In addition to her poetry collections, Avis' work also appears in a number of anthologies. One of my favorite poems appears in Hoofbeats, Claws & Rippled Fins: Creature Poems, selected by Lee Bennett Hopkins and illustrated by Stephen Alcorn. I have a thing for turtles anyway, but this poem just sings to me.
Triassic Triumph

Reptile eye
shining inside its leather cave
the heavy afternoon.

Eons ago
Turtle left the starting gate,
not even knowing the word

Clad only in her bony home
and steady as a metronome,
she plods past dinosaurs,
a snoozing rabbit fool—
barely beating out
the carver's tool.

Click-clack click-clack down the track
laden with legends upon her back;

Old Slow toes holds her place
in this great enduring race.
Avis Harley may not be in the classroom any longer, but she's not far from that work, teaching all her readers through her poetry.

I hope you've enjoyed learning more about Avis and her work. Keep your eyes open for her new book and let's hope there will be lots more her in the very near future. A hearty thanks goes out to Avis for joining us in the Poetry Makers series.

All poems ©Avis Harley. All rights reserved.


  1. What a fantastic interview, Tricia. I am a HUGE fan of Monarch's Progress. I think it's just a gem! I can't wait to read African Acrostics. Acrostics are one of my favorite forms to both read and write, and she had lovely ones in Monarch's Progress.

    It was terrific to learn more about Avis.
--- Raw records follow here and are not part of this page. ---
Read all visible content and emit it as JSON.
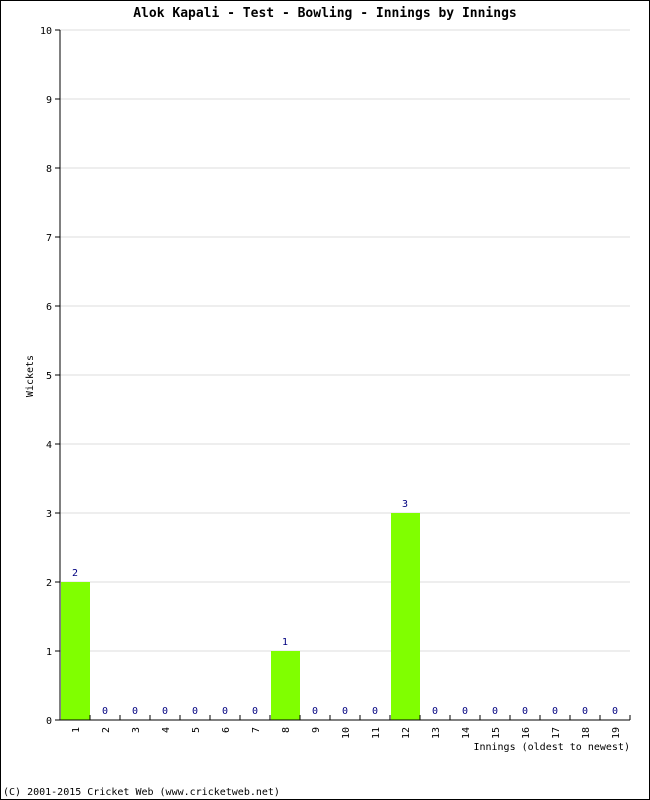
{
  "chart_data": {
    "type": "bar",
    "title": "Alok Kapali - Test - Bowling - Innings by Innings",
    "xlabel": "Innings (oldest to newest)",
    "ylabel": "Wickets",
    "ylim": [
      0,
      10
    ],
    "yticks": [
      "0",
      "1",
      "2",
      "3",
      "4",
      "5",
      "6",
      "7",
      "8",
      "9",
      "10"
    ],
    "categories": [
      "1",
      "2",
      "3",
      "4",
      "5",
      "6",
      "7",
      "8",
      "9",
      "10",
      "11",
      "12",
      "13",
      "14",
      "15",
      "16",
      "17",
      "18",
      "19"
    ],
    "values": [
      2,
      0,
      0,
      0,
      0,
      0,
      0,
      1,
      0,
      0,
      0,
      3,
      0,
      0,
      0,
      0,
      0,
      0,
      0
    ],
    "grid": true,
    "legend": "none",
    "colors": {
      "bar": "#80ff00",
      "data_label": "#000080",
      "grid": "#dddddd",
      "axis": "#000000"
    }
  },
  "footer": "(C) 2001-2015 Cricket Web (www.cricketweb.net)"
}
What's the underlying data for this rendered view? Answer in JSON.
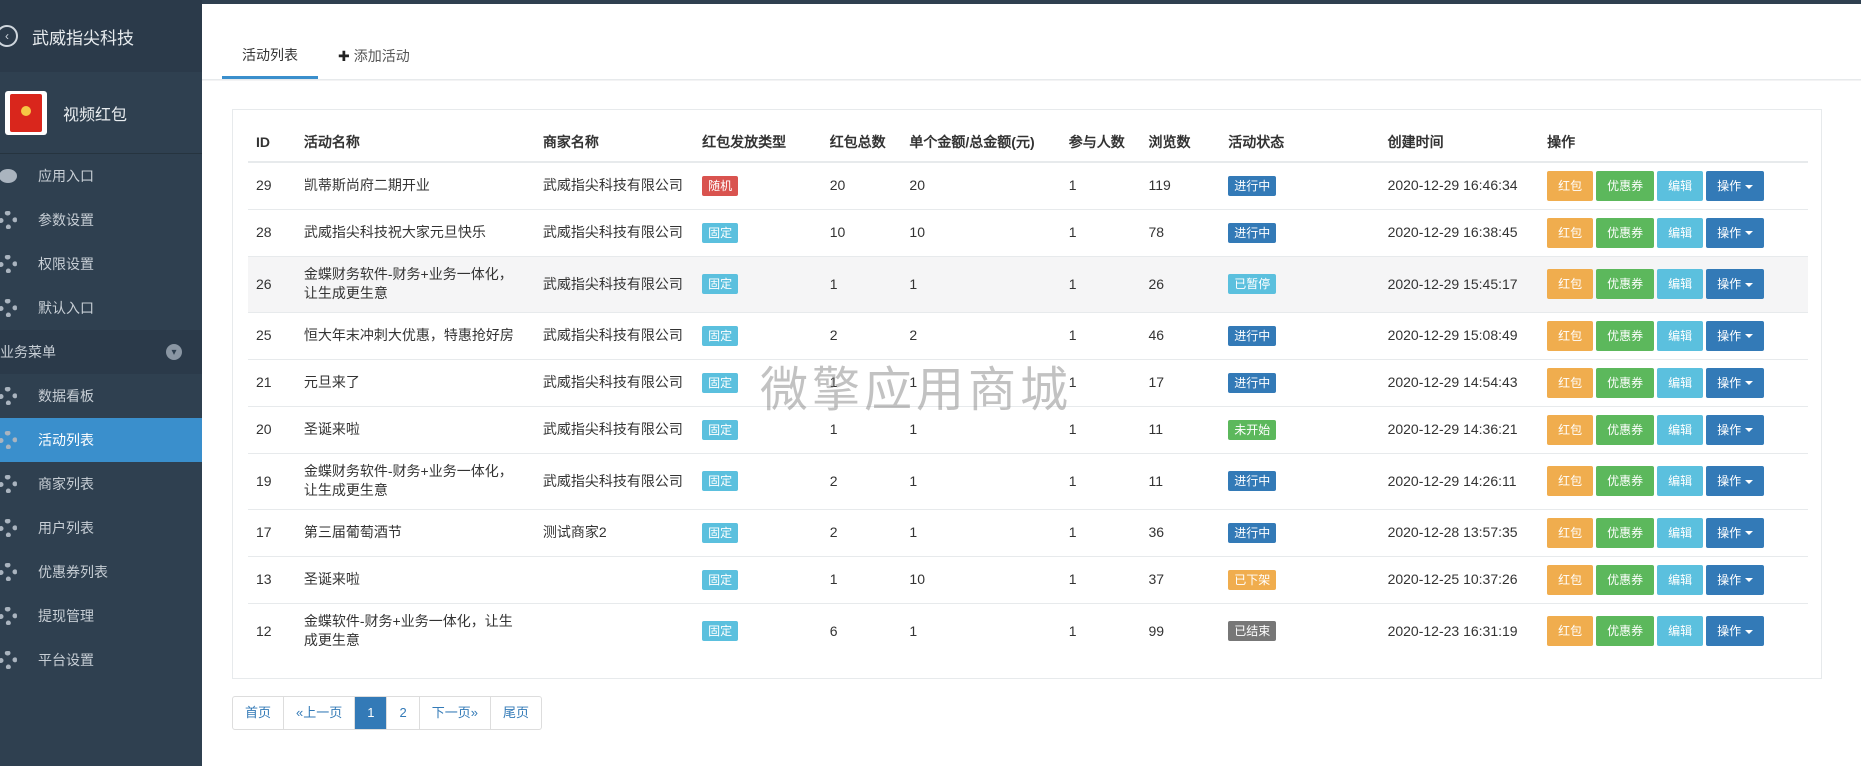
{
  "sidebar": {
    "company": "武威指尖科技",
    "app_name": "视频红包",
    "items_top": [
      {
        "label": "应用入口",
        "icon": "chat-icon"
      },
      {
        "label": "参数设置",
        "icon": "gear-icon"
      },
      {
        "label": "权限设置",
        "icon": "gear-icon"
      },
      {
        "label": "默认入口",
        "icon": "gear-icon"
      }
    ],
    "section_label": "业务菜单",
    "items": [
      {
        "label": "数据看板",
        "icon": "gear-icon",
        "active": false
      },
      {
        "label": "活动列表",
        "icon": "gear-icon",
        "active": true
      },
      {
        "label": "商家列表",
        "icon": "gear-icon",
        "active": false
      },
      {
        "label": "用户列表",
        "icon": "gear-icon",
        "active": false
      },
      {
        "label": "优惠券列表",
        "icon": "gear-icon",
        "active": false
      },
      {
        "label": "提现管理",
        "icon": "gear-icon",
        "active": false
      },
      {
        "label": "平台设置",
        "icon": "gear-icon",
        "active": false
      }
    ]
  },
  "tabs": {
    "list": "活动列表",
    "add": "添加活动"
  },
  "table": {
    "headers": [
      "ID",
      "活动名称",
      "商家名称",
      "红包发放类型",
      "红包总数",
      "单个金额/总金额(元)",
      "参与人数",
      "浏览数",
      "活动状态",
      "创建时间",
      "操作"
    ],
    "buttons": {
      "hongbao": "红包",
      "coupon": "优惠券",
      "edit": "编辑",
      "ops": "操作"
    },
    "rows": [
      {
        "id": "29",
        "name": "凯蒂斯尚府二期开业",
        "name2": "",
        "merchant": "武威指尖科技有限公司",
        "type": "随机",
        "total": "20",
        "amount": "20",
        "people": "1",
        "views": "119",
        "status": "进行中",
        "created": "2020-12-29 16:46:34"
      },
      {
        "id": "28",
        "name": "武威指尖科技祝大家元旦快乐",
        "name2": "",
        "merchant": "武威指尖科技有限公司",
        "type": "固定",
        "total": "10",
        "amount": "10",
        "people": "1",
        "views": "78",
        "status": "进行中",
        "created": "2020-12-29 16:38:45"
      },
      {
        "id": "26",
        "name": "金蝶财务软件-财务+业务一体化，",
        "name2": "让生成更生意",
        "merchant": "武威指尖科技有限公司",
        "type": "固定",
        "total": "1",
        "amount": "1",
        "people": "1",
        "views": "26",
        "status": "已暂停",
        "created": "2020-12-29 15:45:17"
      },
      {
        "id": "25",
        "name": "恒大年末冲刺大优惠，特惠抢好房",
        "name2": "",
        "merchant": "武威指尖科技有限公司",
        "type": "固定",
        "total": "2",
        "amount": "2",
        "people": "1",
        "views": "46",
        "status": "进行中",
        "created": "2020-12-29 15:08:49"
      },
      {
        "id": "21",
        "name": "元旦来了",
        "name2": "",
        "merchant": "武威指尖科技有限公司",
        "type": "固定",
        "total": "1",
        "amount": "1",
        "people": "1",
        "views": "17",
        "status": "进行中",
        "created": "2020-12-29 14:54:43"
      },
      {
        "id": "20",
        "name": "圣诞来啦",
        "name2": "",
        "merchant": "武威指尖科技有限公司",
        "type": "固定",
        "total": "1",
        "amount": "1",
        "people": "1",
        "views": "11",
        "status": "未开始",
        "created": "2020-12-29 14:36:21"
      },
      {
        "id": "19",
        "name": "金蝶财务软件-财务+业务一体化，",
        "name2": "让生成更生意",
        "merchant": "武威指尖科技有限公司",
        "type": "固定",
        "total": "2",
        "amount": "1",
        "people": "1",
        "views": "11",
        "status": "进行中",
        "created": "2020-12-29 14:26:11"
      },
      {
        "id": "17",
        "name": "第三届葡萄酒节",
        "name2": "",
        "merchant": "测试商家2",
        "type": "固定",
        "total": "2",
        "amount": "1",
        "people": "1",
        "views": "36",
        "status": "进行中",
        "created": "2020-12-28 13:57:35"
      },
      {
        "id": "13",
        "name": "圣诞来啦",
        "name2": "",
        "merchant": "",
        "type": "固定",
        "total": "1",
        "amount": "10",
        "people": "1",
        "views": "37",
        "status": "已下架",
        "created": "2020-12-25 10:37:26"
      },
      {
        "id": "12",
        "name": "金蝶软件-财务+业务一体化，让生",
        "name2": "成更生意",
        "merchant": "",
        "type": "固定",
        "total": "6",
        "amount": "1",
        "people": "1",
        "views": "99",
        "status": "已结束",
        "created": "2020-12-23 16:31:19"
      }
    ]
  },
  "pagination": {
    "first": "首页",
    "prev": "«上一页",
    "pages": [
      "1",
      "2"
    ],
    "current": "1",
    "next": "下一页»",
    "last": "尾页"
  },
  "watermark": "微擎应用商城",
  "colors": {
    "sidebar_bg": "#2f4050",
    "accent": "#3a8fcc",
    "btn_warning": "#f0ad4e",
    "btn_success": "#5cb85c",
    "btn_info": "#5bc0de",
    "btn_primary": "#337ab7"
  }
}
Thank you, both of you!

  2. I love writing acrostics -- or what are kind of acrostics. She writes more cleverly than that. Neat stuff.

  3. Avis is a poet I wasn't familiar with. I love reading about poets who were former teachers. I can't wait to look at her website.

  4. I love reading these interviews. I've been really struck by the connection between SCIENCE and POETRY. Hmmm.

  5. I can't wait for the new book of acrostics!

    Also, HOORAY for teachers-turned-poets!!! Now I know what I want to be when I grow up the NEXT time!!

  6. Tricia, I love the idea of learning how to write poetry using books for kids instead of books for adults. I should try that. :o) I wish I had Fly With Poetry: An ABC of Poetry!